Task brief — Exactly how many lines in the listing contain "network"? Respond with the number and nothing more.
*** Block opens ***
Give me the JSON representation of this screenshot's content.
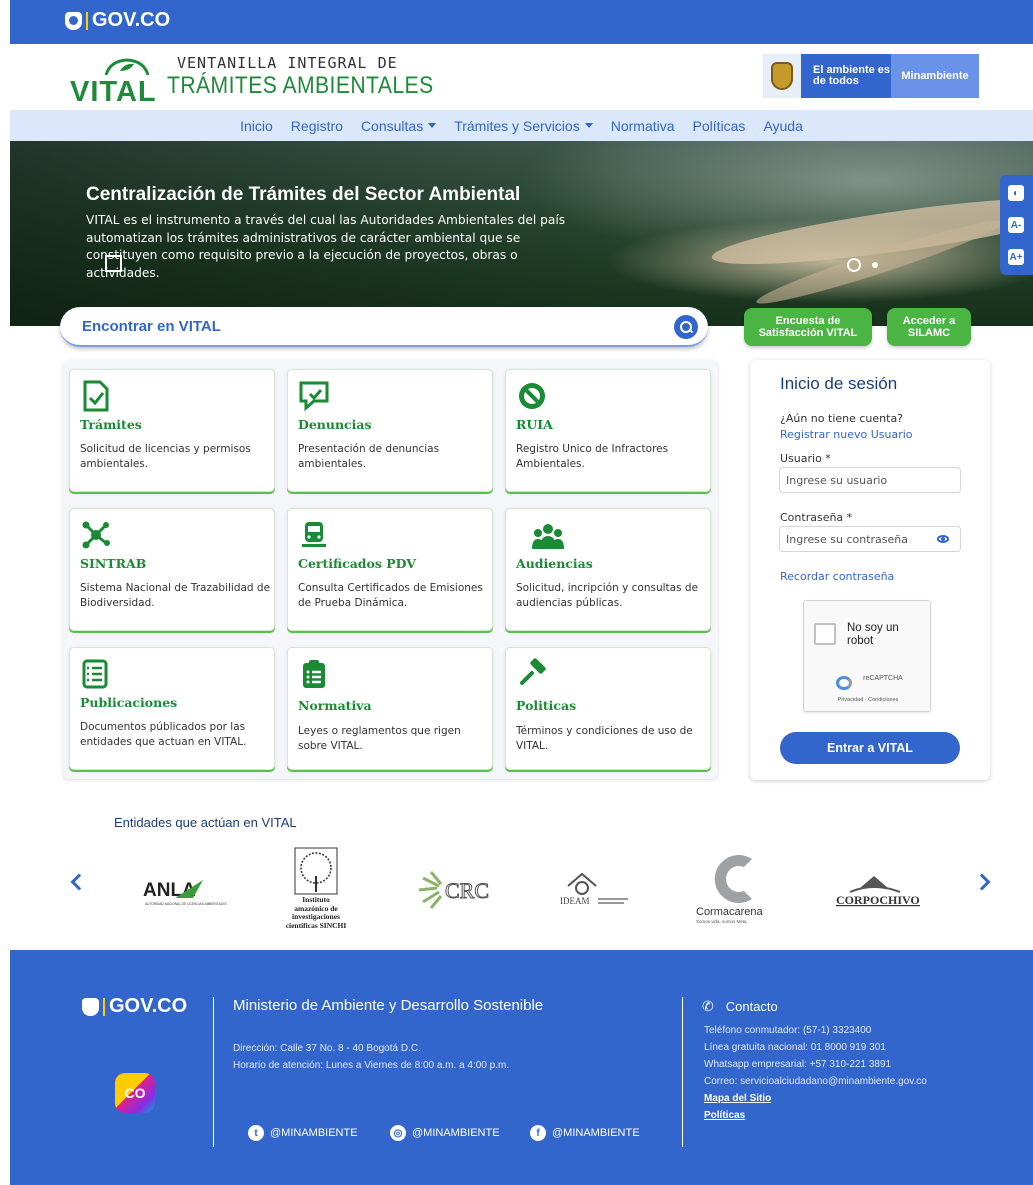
{
  "gov_bar": {
    "logo": "GOV.CO"
  },
  "header": {
    "vital_word": "VITAL",
    "title_line1": "VENTANILLA INTEGRAL DE",
    "title_line2": "TRÁMITES AMBIENTALES",
    "partner_amb": "El ambiente es de todos",
    "partner_min": "Minambiente"
  },
  "nav": {
    "items": [
      {
        "label": "Inicio"
      },
      {
        "label": "Registro"
      },
      {
        "label": "Consultas"
      },
      {
        "label": "Trámites y Servicios"
      },
      {
        "label": "Normativa"
      },
      {
        "label": "Políticas"
      },
      {
        "label": "Ayuda"
      }
    ]
  },
  "hero": {
    "title": "Centralización de Trámites del Sector Ambiental",
    "text": "VITAL es el instrumento a través del cual las Autoridades Ambientales del país automatizan los trámites administrativos de carácter ambiental que se constituyen como requisito previo a la ejecución de proyectos, obras o actividades.",
    "slides_total": 2,
    "slide_active": 1
  },
  "accessibility": {
    "contrast_icon": "contrast-icon",
    "decrease": "A-",
    "increase": "A+"
  },
  "search": {
    "label": "Encontrar en VITAL"
  },
  "buttons": {
    "survey": "Encuesta de Satisfacción VITAL",
    "silamc": "Acceder a SILAMC"
  },
  "cards": [
    {
      "title": "Trámites",
      "desc": "Solicitud de licencias y permisos ambientales.",
      "icon": "document-check-icon"
    },
    {
      "title": "Denuncias",
      "desc": "Presentación de denuncias ambientales.",
      "icon": "chat-check-icon"
    },
    {
      "title": "RUIA",
      "desc": "Registro Unico de Infractores Ambientales.",
      "icon": "prohibited-icon"
    },
    {
      "title": "SINTRAB",
      "desc": "Sistema Nacional de Trazabilidad de Biodiversidad.",
      "icon": "network-icon"
    },
    {
      "title": "Certificados PDV",
      "desc": "Consulta Certificados de Emisiones de Prueba Dinámica.",
      "icon": "bus-icon"
    },
    {
      "title": "Audiencias",
      "desc": "Solicitud, incripción y consultas de audiencias públicas.",
      "icon": "people-icon"
    },
    {
      "title": "Publicaciones",
      "desc": "Documentos públicados por las entidades que actuan en VITAL.",
      "icon": "list-icon"
    },
    {
      "title": "Normativa",
      "desc": "Leyes o reglamentos que rigen sobre VITAL.",
      "icon": "clipboard-icon"
    },
    {
      "title": "Politicas",
      "desc": "Términos y condiciones de uso de VITAL.",
      "icon": "gavel-icon"
    }
  ],
  "login": {
    "title": "Inicio de sesión",
    "no_account": "¿Aún no tiene cuenta?",
    "register_link": "Registrar nuevo Usuario",
    "user_label": "Usuario *",
    "user_placeholder": "Ingrese su usuario",
    "pass_label": "Contraseña *",
    "pass_placeholder": "Ingrese su contraseña",
    "remember_link": "Recordar contraseña",
    "captcha_label": "No soy un robot",
    "captcha_brand": "reCAPTCHA",
    "captcha_privacy": "Privacidad - Condiciones",
    "submit": "Entrar a VITAL"
  },
  "entities": {
    "title": "Entidades que actúan en VITAL",
    "logos": [
      {
        "name": "ANLA",
        "subtitle": "AUTORIDAD NACIONAL DE LICENCIAS AMBIENTALES"
      },
      {
        "name": "Instituto amazónico de investigaciones científicas SINCHI"
      },
      {
        "name": "CRC"
      },
      {
        "name": "IDEAM"
      },
      {
        "name": "Cormacarena",
        "subtitle": "Somos vida, somos Meta"
      },
      {
        "name": "CORPOCHIVOR"
      }
    ]
  },
  "footer": {
    "logo": "GOV.CO",
    "co_badge": "CO",
    "ministry": "Ministerio de Ambiente y Desarrollo Sostenible",
    "address": "Dirección: Calle 37 No. 8 - 40 Bogotá D.C.",
    "hours": "Horario de atención: Lunes a Viernes de 8:00 a.m. a 4:00 p.m.",
    "social": [
      {
        "network": "twitter",
        "handle": "@MINAMBIENTE"
      },
      {
        "network": "instagram",
        "handle": "@MINAMBIENTE"
      },
      {
        "network": "facebook",
        "handle": "@MINAMBIENTE"
      }
    ],
    "contact_title": "Contacto",
    "phone": "Teléfono conmutador: (57-1) 3323400",
    "toll_free": "Línea gratuita nacional: 01 8000 919 301",
    "whatsapp": "Whatsapp empresarial: +57 310-221 3891",
    "email": "Correo: servicioalciudadano@minambiente.gov.co",
    "sitemap": "Mapa del Sitio",
    "policies": "Políticas"
  },
  "colors": {
    "primary": "#3366cc",
    "green": "#1a8a34",
    "button_green": "#4bb543"
  }
}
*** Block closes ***
Problem solution — 4